[Instructions to follow] Check each line of the data below for the word "Prep", then extract the ones that have it.

====

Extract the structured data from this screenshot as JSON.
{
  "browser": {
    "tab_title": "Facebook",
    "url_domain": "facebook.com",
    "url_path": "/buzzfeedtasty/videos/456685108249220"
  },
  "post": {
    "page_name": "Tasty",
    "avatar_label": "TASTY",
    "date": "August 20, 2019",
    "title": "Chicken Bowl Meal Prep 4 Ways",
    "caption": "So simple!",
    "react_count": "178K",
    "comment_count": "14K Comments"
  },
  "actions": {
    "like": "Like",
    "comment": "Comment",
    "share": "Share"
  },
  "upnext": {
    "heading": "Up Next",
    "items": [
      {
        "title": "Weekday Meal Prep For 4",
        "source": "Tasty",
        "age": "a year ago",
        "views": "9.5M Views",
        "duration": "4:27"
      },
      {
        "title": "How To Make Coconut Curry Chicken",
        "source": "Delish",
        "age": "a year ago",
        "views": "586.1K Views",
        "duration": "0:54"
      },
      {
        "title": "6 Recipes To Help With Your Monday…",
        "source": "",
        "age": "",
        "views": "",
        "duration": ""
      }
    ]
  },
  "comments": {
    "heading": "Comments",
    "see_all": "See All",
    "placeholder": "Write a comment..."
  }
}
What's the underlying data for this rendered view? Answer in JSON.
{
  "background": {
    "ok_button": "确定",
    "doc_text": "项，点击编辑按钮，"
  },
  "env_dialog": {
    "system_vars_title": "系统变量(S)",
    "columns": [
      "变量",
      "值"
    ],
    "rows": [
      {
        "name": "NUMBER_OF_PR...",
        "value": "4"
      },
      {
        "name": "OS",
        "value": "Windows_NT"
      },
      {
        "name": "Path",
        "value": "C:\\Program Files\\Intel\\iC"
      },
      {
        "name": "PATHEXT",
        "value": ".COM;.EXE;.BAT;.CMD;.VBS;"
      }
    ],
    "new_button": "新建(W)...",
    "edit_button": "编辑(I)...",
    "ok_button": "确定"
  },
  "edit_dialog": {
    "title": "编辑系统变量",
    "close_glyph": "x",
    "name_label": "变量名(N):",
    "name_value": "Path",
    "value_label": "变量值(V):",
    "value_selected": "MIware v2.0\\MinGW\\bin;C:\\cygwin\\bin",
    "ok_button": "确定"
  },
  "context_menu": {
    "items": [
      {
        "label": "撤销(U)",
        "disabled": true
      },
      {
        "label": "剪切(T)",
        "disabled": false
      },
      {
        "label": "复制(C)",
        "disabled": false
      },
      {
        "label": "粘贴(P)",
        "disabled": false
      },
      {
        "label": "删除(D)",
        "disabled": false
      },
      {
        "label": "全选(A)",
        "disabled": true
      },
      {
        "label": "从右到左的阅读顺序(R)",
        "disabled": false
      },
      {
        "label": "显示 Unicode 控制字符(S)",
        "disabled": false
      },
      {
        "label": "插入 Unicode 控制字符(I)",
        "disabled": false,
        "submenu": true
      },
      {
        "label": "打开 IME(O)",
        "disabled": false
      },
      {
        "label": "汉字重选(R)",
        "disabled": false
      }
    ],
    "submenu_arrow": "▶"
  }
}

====

[Result of this task]
    "title": "Chicken Bowl Meal Prep 4 Ways",
        "title": "Weekday Meal Prep For 4",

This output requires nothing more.